The word "value" marks the lines to find; copy every such line from the data below.

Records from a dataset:
──────────────────────────────

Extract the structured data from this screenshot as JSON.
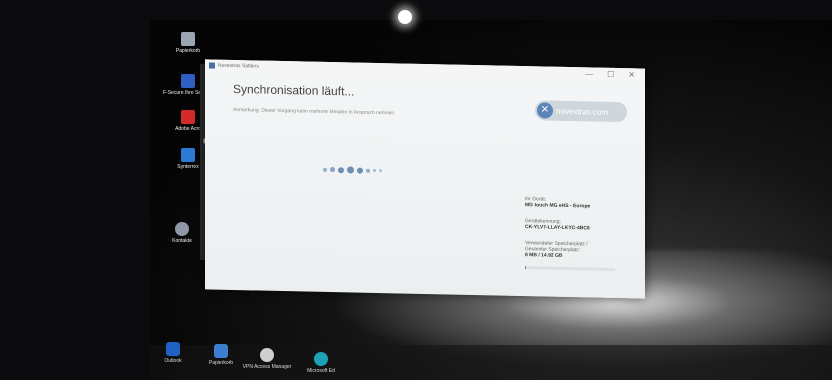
{
  "window": {
    "title": "Novextras Sattlers",
    "minimize_glyph": "—",
    "maximize_glyph": "☐",
    "close_glyph": "✕"
  },
  "main": {
    "heading": "Synchronisation läuft...",
    "note": "Anmerkung: Dieser Vorgang kann mehrere Minuten in Anspruch nehmen"
  },
  "brand": {
    "mark": "✕",
    "name": "novextras.com",
    "color": "#5b84b9"
  },
  "device": {
    "label": "Ihr Gerät:",
    "value": "MG touch MG eHS - Europe"
  },
  "device_id": {
    "label": "Gerätekennung:",
    "value": "CK-YLV7-LLAY-LKYC-4BC6"
  },
  "storage": {
    "label1": "Verwendeter Speicherplatz /",
    "label2": "Gesamter Speicherplatz:",
    "value": "8 MB / 14.92 GB",
    "used_fraction": 0.0005
  },
  "desktop_icons": [
    {
      "label": "Papierkorb",
      "icon": "recycle-bin-icon",
      "color": "#9aa6b2"
    },
    {
      "label": "F-Secure Ihre Security",
      "icon": "shield-icon",
      "color": "#2f5fc4"
    },
    {
      "label": "Adobe Acro",
      "icon": "pdf-icon",
      "color": "#d22b2b"
    },
    {
      "label": "Synterrex",
      "icon": "app-icon",
      "color": "#2b7bd6"
    },
    {
      "label": "Kontakte",
      "icon": "user-icon",
      "color": "#8f98a8"
    }
  ],
  "sidebar_icons": [
    "home-icon",
    "back-icon",
    "menu-icon",
    "cart-icon",
    "logout-icon"
  ],
  "taskbar_icons": [
    {
      "label": "Outlook",
      "icon": "outlook-icon",
      "color": "#1e63c4"
    },
    {
      "label": "Papierkorb",
      "icon": "recycle-bin-icon",
      "color": "#3c7fd0"
    },
    {
      "label": "VPN Access Manager",
      "icon": "vpn-icon",
      "color": "#cfcfcf"
    },
    {
      "label": "Microsoft Ed",
      "icon": "edge-icon",
      "color": "#1da1b4"
    }
  ]
}
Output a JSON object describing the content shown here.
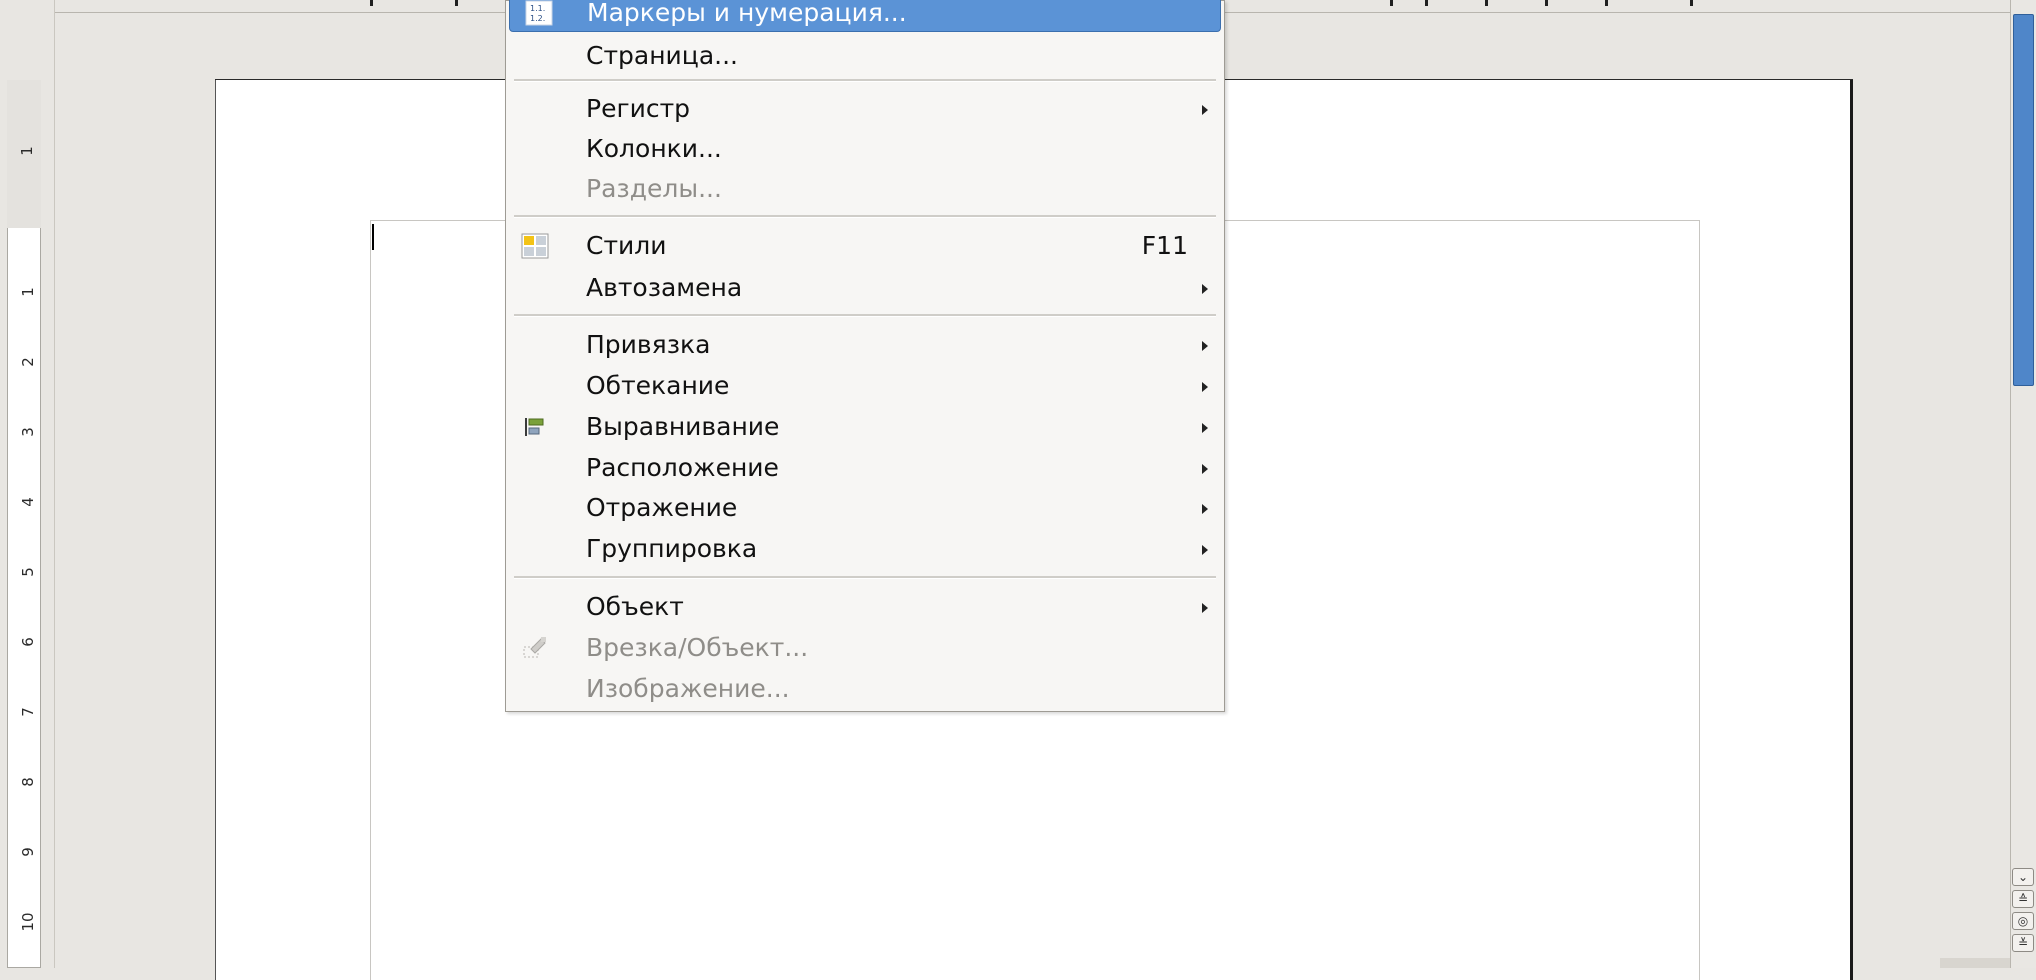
{
  "menu": {
    "items": [
      {
        "label": "Маркеры и нумерация...",
        "icon": "bullets-numbering-icon",
        "highlighted": true
      },
      {
        "label": "Страница..."
      },
      {
        "label": "Регистр",
        "submenu": true
      },
      {
        "label": "Колонки..."
      },
      {
        "label": "Разделы...",
        "disabled": true
      },
      {
        "label": "Стили",
        "icon": "styles-icon",
        "accelerator": "F11"
      },
      {
        "label": "Автозамена",
        "submenu": true
      },
      {
        "label": "Привязка",
        "submenu": true
      },
      {
        "label": "Обтекание",
        "submenu": true
      },
      {
        "label": "Выравнивание",
        "icon": "align-icon",
        "submenu": true
      },
      {
        "label": "Расположение",
        "submenu": true
      },
      {
        "label": "Отражение",
        "submenu": true
      },
      {
        "label": "Группировка",
        "submenu": true
      },
      {
        "label": "Объект",
        "submenu": true
      },
      {
        "label": "Врезка/Объект...",
        "icon": "frame-object-icon",
        "disabled": true
      },
      {
        "label": "Изображение...",
        "disabled": true
      }
    ]
  },
  "ruler": {
    "numbers": [
      "1",
      "1",
      "2",
      "3",
      "4",
      "5",
      "6",
      "7",
      "8",
      "9",
      "10"
    ]
  },
  "colors": {
    "highlight": "#5b93d6",
    "scroll_thumb": "#4f86c9",
    "disabled_text": "#8f8d89"
  }
}
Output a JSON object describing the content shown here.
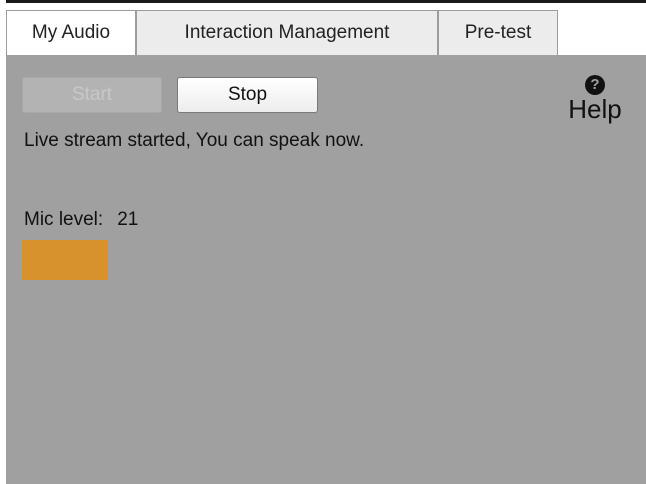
{
  "tabs": [
    {
      "label": "My Audio",
      "active": true
    },
    {
      "label": "Interaction Management",
      "active": false
    },
    {
      "label": "Pre-test",
      "active": false
    }
  ],
  "controls": {
    "start_label": "Start",
    "stop_label": "Stop"
  },
  "status_text": "Live stream started, You can speak now.",
  "help": {
    "icon": "?",
    "label": "Help"
  },
  "mic": {
    "label": "Mic level:",
    "value": "21",
    "bar_color": "#d8922d"
  },
  "colors": {
    "panel": "#a0a0a0",
    "accent": "#d8922d"
  }
}
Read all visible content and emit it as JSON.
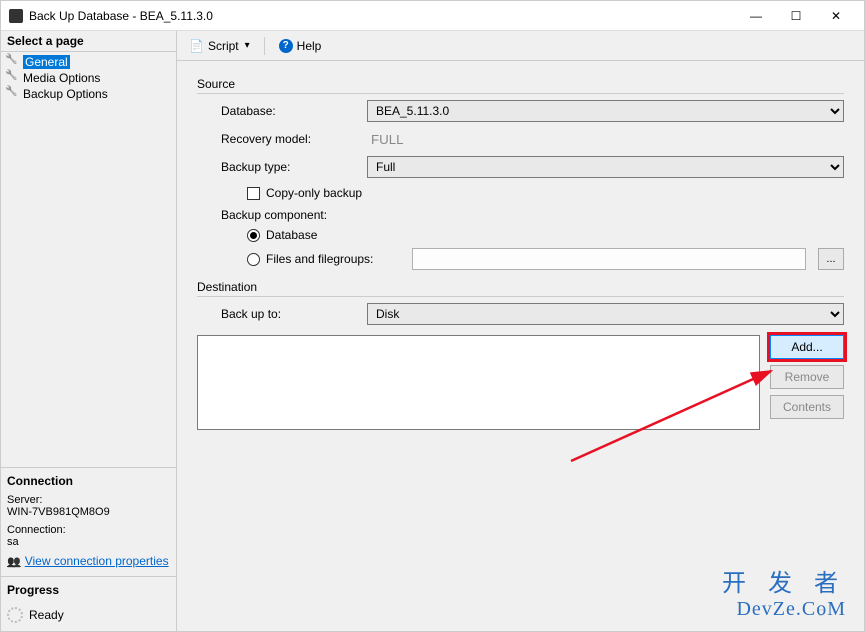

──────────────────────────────

_Answer for this exercise:_
    "value": "MG touch MG eHS - Europe"
    "value": "CK-YLV7-LLAY-LKYC-4BC6"
    "value": "8 MB / 14.92 GB",
    "value": "21",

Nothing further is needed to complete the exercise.